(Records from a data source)
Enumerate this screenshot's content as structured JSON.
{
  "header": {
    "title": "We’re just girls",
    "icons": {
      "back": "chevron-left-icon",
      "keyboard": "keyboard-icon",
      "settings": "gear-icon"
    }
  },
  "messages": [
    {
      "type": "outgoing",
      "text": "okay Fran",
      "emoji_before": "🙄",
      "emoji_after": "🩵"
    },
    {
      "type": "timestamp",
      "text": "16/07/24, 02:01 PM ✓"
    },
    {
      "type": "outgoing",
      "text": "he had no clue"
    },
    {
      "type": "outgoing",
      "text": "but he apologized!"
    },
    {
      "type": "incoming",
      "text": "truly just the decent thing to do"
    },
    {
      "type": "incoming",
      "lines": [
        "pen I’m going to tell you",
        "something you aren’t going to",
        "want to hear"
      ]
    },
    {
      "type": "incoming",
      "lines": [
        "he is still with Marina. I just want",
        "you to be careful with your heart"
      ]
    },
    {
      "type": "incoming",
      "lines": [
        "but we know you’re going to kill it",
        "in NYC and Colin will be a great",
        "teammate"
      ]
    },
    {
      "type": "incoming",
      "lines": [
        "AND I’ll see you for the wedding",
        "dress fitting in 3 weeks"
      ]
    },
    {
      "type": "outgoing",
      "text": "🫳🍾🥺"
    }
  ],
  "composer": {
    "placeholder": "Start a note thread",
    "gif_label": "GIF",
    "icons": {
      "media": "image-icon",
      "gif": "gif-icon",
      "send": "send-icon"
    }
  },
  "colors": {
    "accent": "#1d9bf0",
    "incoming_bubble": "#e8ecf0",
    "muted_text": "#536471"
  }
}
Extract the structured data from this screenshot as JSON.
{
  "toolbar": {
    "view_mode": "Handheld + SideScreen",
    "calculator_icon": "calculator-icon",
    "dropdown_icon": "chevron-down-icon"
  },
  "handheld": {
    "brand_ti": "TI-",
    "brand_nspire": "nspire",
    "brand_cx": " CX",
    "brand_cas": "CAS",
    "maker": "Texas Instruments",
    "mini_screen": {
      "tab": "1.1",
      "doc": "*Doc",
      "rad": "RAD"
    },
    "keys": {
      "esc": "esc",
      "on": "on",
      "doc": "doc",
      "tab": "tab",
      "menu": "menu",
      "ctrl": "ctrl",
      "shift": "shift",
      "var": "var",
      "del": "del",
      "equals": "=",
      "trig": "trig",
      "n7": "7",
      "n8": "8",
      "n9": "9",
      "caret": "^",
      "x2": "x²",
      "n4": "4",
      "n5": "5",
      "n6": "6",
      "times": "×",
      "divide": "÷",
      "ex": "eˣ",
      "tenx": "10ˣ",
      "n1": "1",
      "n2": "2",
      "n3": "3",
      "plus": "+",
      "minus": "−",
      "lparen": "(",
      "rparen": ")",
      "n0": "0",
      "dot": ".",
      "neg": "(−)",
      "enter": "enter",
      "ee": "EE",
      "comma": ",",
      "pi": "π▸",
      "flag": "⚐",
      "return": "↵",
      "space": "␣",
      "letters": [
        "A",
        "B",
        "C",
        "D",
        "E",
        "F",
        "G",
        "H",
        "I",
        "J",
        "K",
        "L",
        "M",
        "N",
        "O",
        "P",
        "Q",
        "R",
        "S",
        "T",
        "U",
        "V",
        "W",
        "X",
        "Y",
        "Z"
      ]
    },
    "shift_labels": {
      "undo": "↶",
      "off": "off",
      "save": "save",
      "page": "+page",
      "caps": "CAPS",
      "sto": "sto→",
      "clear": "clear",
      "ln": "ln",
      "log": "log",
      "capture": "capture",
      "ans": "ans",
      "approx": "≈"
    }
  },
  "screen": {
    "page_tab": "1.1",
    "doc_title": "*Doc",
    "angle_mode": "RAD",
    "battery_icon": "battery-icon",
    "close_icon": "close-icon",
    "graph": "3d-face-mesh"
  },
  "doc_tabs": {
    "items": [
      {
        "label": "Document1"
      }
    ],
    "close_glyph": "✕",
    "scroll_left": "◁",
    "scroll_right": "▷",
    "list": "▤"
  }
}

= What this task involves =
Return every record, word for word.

= Solved problem =
Enumerate this screenshot's content as structured JSON.
{
  "header": {
    "title": "We’re just girls",
    "icons": {
      "back": "chevron-left-icon",
      "keyboard": "keyboard-icon",
      "settings": "gear-icon"
    }
  },
  "messages": [
    {
      "type": "outgoing",
      "text": "okay Fran",
      "emoji_before": "🙄",
      "emoji_after": "🩵"
    },
    {
      "type": "timestamp",
      "text": "16/07/24, 02:01 PM ✓"
    },
    {
      "type": "outgoing",
      "text": "he had no clue"
    },
    {
      "type": "outgoing",
      "text": "but he apologized!"
    },
    {
      "type": "incoming",
      "text": "truly just the decent thing to do"
    },
    {
      "type": "incoming",
      "lines": [
        "pen I’m going to tell you",
        "something you aren’t going to",
        "want to hear"
      ]
    },
    {
      "type": "incoming",
      "lines": [
        "he is still with Marina. I just want",
        "you to be careful with your heart"
      ]
    },
    {
      "type": "incoming",
      "lines": [
        "but we know you’re going to kill it",
        "in NYC and Colin will be a great",
        "teammate"
      ]
    },
    {
      "type": "incoming",
      "lines": [
        "AND I’ll see you for the wedding",
        "dress fitting in 3 weeks"
      ]
    },
    {
      "type": "outgoing",
      "text": "🫳🍾🥺"
    }
  ],
  "composer": {
    "placeholder": "Start a note thread",
    "gif_label": "GIF",
    "icons": {
      "media": "image-icon",
      "gif": "gif-icon",
      "send": "send-icon"
    }
  },
  "colors": {
    "accent": "#1d9bf0",
    "incoming_bubble": "#e8ecf0",
    "muted_text": "#536471"
  }
}
Extract the structured data from this screenshot as JSON.
{
  "toolbar": {
    "view_mode": "Handheld + SideScreen",
    "calculator_icon": "calculator-icon",
    "dropdown_icon": "chevron-down-icon"
  },
  "handheld": {
    "brand_ti": "TI-",
    "brand_nspire": "nspire",
    "brand_cx": " CX",
    "brand_cas": "CAS",
    "maker": "Texas Instruments",
    "mini_screen": {
      "tab": "1.1",
      "doc": "*Doc",
      "rad": "RAD"
    },
    "keys": {
      "esc": "esc",
      "on": "on",
      "doc": "doc",
      "tab": "tab",
      "menu": "menu",
      "ctrl": "ctrl",
      "shift": "shift",
      "var": "var",
      "del": "del",
      "equals": "=",
      "trig": "trig",
      "n7": "7",
      "n8": "8",
      "n9": "9",
      "caret": "^",
      "x2": "x²",
      "n4": "4",
      "n5": "5",
      "n6": "6",
      "times": "×",
      "divide": "÷",
      "ex": "eˣ",
      "tenx": "10ˣ",
      "n1": "1",
      "n2": "2",
      "n3": "3",
      "plus": "+",
      "minus": "−",
      "lparen": "(",
      "rparen": ")",
      "n0": "0",
      "dot": ".",
      "neg": "(−)",
      "enter": "enter",
      "ee": "EE",
      "comma": ",",
      "pi": "π▸",
      "flag": "⚐",
      "return": "↵",
      "space": "␣",
      "letters": [
        "A",
        "B",
        "C",
        "D",
        "E",
        "F",
        "G",
        "H",
        "I",
        "J",
        "K",
        "L",
        "M",
        "N",
        "O",
        "P",
        "Q",
        "R",
        "S",
        "T",
        "U",
        "V",
        "W",
        "X",
        "Y",
        "Z"
      ]
    },
    "shift_labels": {
      "undo": "↶",
      "off": "off",
      "save": "save",
      "page": "+page",
      "caps": "CAPS",
      "sto": "sto→",
      "clear": "clear",
      "ln": "ln",
      "log": "log",
      "capture": "capture",
      "ans": "ans",
      "approx": "≈"
    }
  },
  "screen": {
    "page_tab": "1.1",
    "doc_title": "*Doc",
    "angle_mode": "RAD",
    "battery_icon": "battery-icon",
    "close_icon": "close-icon",
    "graph": "3d-face-mesh"
  },
  "doc_tabs": {
    "items": [
      {
        "label": "Document1"
      }
    ],
    "close_glyph": "✕",
    "scroll_left": "◁",
    "scroll_right": "▷",
    "list": "▤"
  }
}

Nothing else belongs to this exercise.